Corporate agriculture’s food production recipe is loaded with oil and carbon.
There is oil in the food. We know oil is in our cars, plastics, and household chemicals. But do we know how much oil is in our hamburgers and fries?
It all starts at the well, where oil is pumped out, then makes its way through the refinery and specialty chemical plant, where it is processed into the fertilizers and pesticides that maintain the corn fields, which produce the unnatural feed at the cattle confined animal feeding operation (CAFO). This now becomes the “thousand cow burger” we hear about these days (and consume often). Along this journey, diesel pumps through multitudes of giant tractors and combines, airplanes dust crops, plastics is used for packaging, and semi-trucks and rail engines shift things from one place on the continent to another inside refrigerated containers. Combine this gas-guzzling carbon-spewing food machine with the displacement of natural ecosystems that would have otherwise naturally absorbed carbon outputs and the problem becomes compounded exponentially.
This is the story of how we get our food to the grocery store.
Big agriculture equals big problems and, on an industrial scale, affects the entire planet and our potential to thrive as a species indefinitely. “Worldwide food production could account for as much as 35 percent of greenhouse gas emissions,” says Eugene Cordero, climate scientist and co-author of Cool Cuisine: Taking a Bite Out of Global Warming.
The negative impacts of factory food is externalized, which makes cheap food an illusion of shady accounting—society is responsible for picking up the tab on the effects of environmental degradation (such as giant dead zones in the Gulf) and climate change (i.e.: the increase in quantity and strength of storms, desertification, etc.) caused by the industrial food system. We are paying cash out-of-pocket to support the degradation of our own habitat.
CAFO’s are producing extreme levels of methane, made worse by unnatural feed to cattle that have evolved to eat grass. Land used for intensive agriculture—such as mono-crops and CAFO’s—are displacing forests and native prairie lands, effectively eliminating valuable carbon “sinks” and sources of fresh oxygen, contaminating public waters, and destroying ecosystems.
How can we change?
“Though the problems of the world are increasingly complex, the solutions remain embarrassingly simple,” says Bill Mollison, co-founder of Permaculture. Healthy farms equal healthy people and planet. By utilizing farming practices and land use management techniques that conserve the natural ecosystem and replenish the soils, the operation itself becomes a carbon sink while simultaneously producing food.
This is where we vote with our dollars. By choosing to purchase food that is organic, sustainably grown, local, in season, and appropriate to the local geography, we can curb many of these issues.
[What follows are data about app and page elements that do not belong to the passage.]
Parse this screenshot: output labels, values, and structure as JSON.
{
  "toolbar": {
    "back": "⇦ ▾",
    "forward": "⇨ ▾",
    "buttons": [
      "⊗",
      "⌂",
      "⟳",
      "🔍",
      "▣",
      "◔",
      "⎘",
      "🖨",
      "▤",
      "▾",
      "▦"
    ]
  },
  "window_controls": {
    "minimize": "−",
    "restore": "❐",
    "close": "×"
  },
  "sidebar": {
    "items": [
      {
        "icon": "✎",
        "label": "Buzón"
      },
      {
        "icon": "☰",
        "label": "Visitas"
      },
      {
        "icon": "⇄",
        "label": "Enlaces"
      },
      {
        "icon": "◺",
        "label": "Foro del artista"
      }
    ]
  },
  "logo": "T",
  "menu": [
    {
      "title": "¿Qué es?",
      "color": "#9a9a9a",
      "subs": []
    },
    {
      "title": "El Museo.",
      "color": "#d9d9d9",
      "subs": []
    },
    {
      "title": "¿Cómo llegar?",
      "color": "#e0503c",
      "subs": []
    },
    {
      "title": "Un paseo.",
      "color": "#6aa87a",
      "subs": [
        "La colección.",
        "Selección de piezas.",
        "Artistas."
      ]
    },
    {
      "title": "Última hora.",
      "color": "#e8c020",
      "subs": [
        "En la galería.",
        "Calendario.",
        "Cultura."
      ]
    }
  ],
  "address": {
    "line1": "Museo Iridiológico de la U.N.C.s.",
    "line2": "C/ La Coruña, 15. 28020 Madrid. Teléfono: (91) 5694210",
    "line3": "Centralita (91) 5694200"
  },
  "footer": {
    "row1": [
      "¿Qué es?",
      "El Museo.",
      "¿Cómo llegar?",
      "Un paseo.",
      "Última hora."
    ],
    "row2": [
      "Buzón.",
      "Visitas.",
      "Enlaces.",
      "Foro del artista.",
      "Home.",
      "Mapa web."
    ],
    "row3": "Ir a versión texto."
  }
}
By choosing to cut back on meat products, which take a far larger amount of energy to produce than plant products, we can do even more.
Albert Einstein noted decades ago that, "Nothing will benefit human health and increase chances for survival on earth as much as the evolution to a vegetarian diet." While full time vegetarianism may not be for everyone, incorporating vegetarian principles into your diet has huge benefits to our environment. Practicing part-time vegetarianism, such as “Meatless Mondays,” increases consciousness of what you are putting in your body and what the current food system is putting into the air and water. Only in the last 50 years have we grown accustomed to eating meat at every meal (thank you KFC and McDonalds!). Meat was typically a “special event” in the human diet.
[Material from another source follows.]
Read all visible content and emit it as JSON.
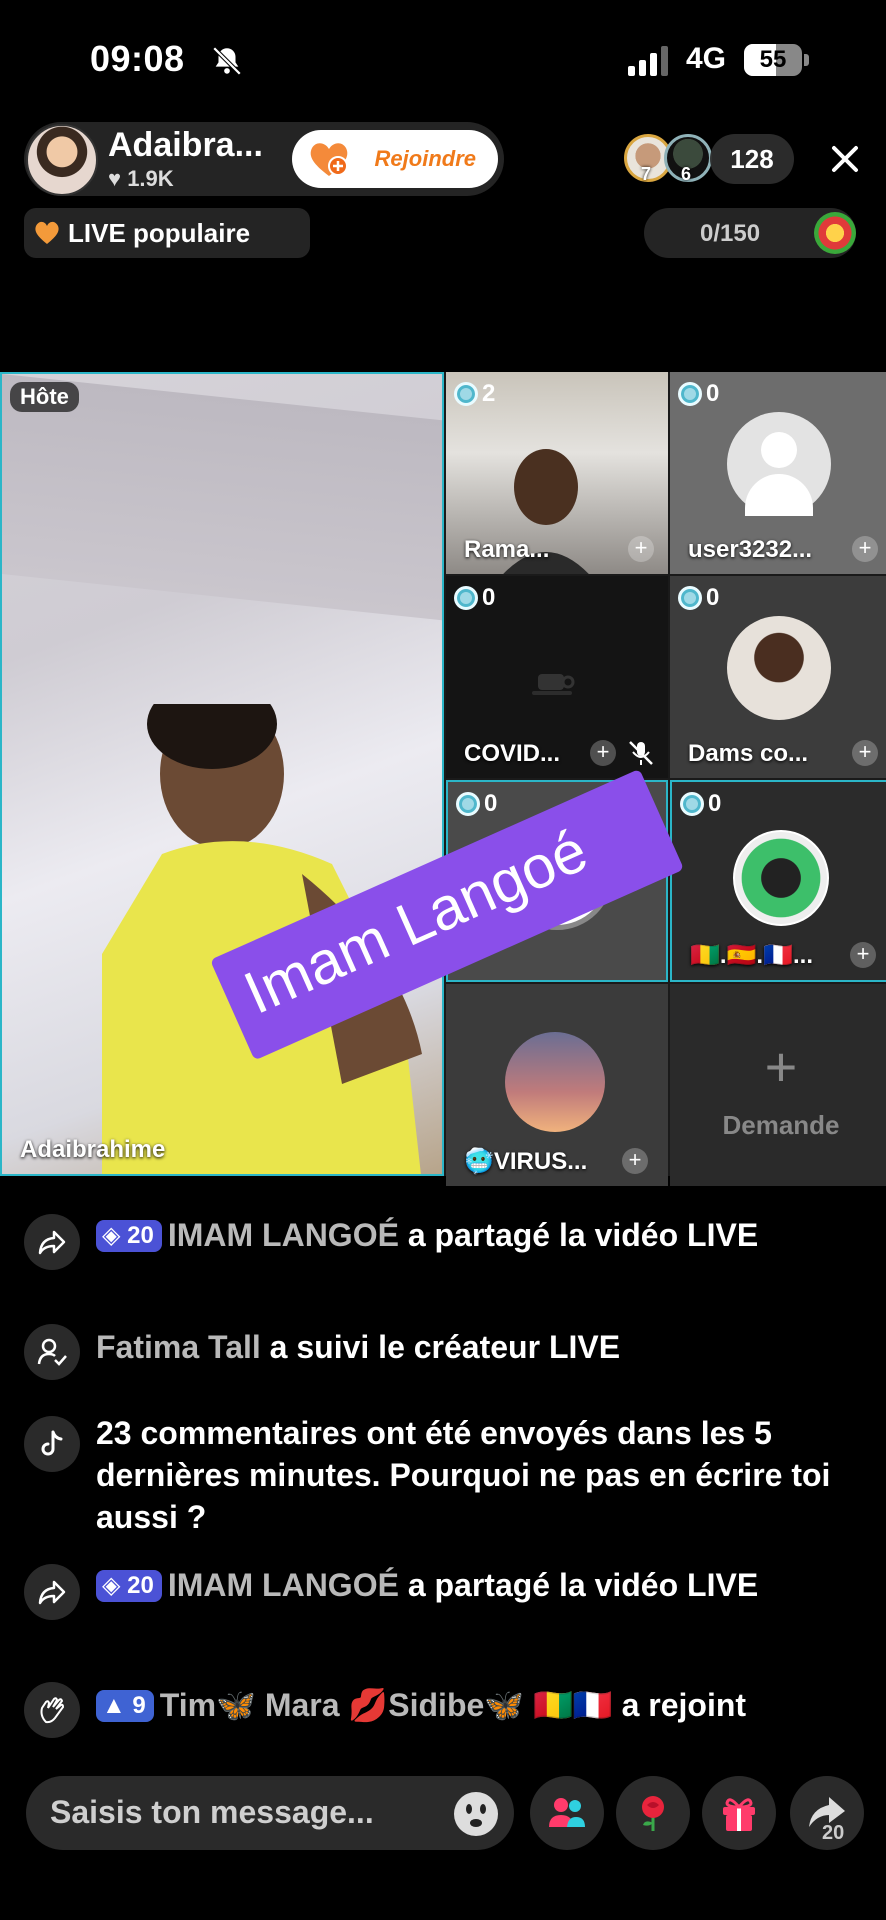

One step further, growing your own organic food eliminates almost all of the carbon associated with food production. Of course, not everyone has the space or time to grow everything they need, but even an apartment balcony with a few potted tomato, eggplant, and pepper plants provides some of the food consumed in your household. A suburban backyard can supply most, if not all, of a typical family’s diet for much of the year.
Local food activist and writer Michael Pollan reminds us, “The single greatest lesson the garden teaches is that our relationship to the planet need not be zero-sum, and that as long as the sun still shines and people still can plan and plant, think and do, we can, if we bother to try, find ways to provide for ourselves without diminishing the world.”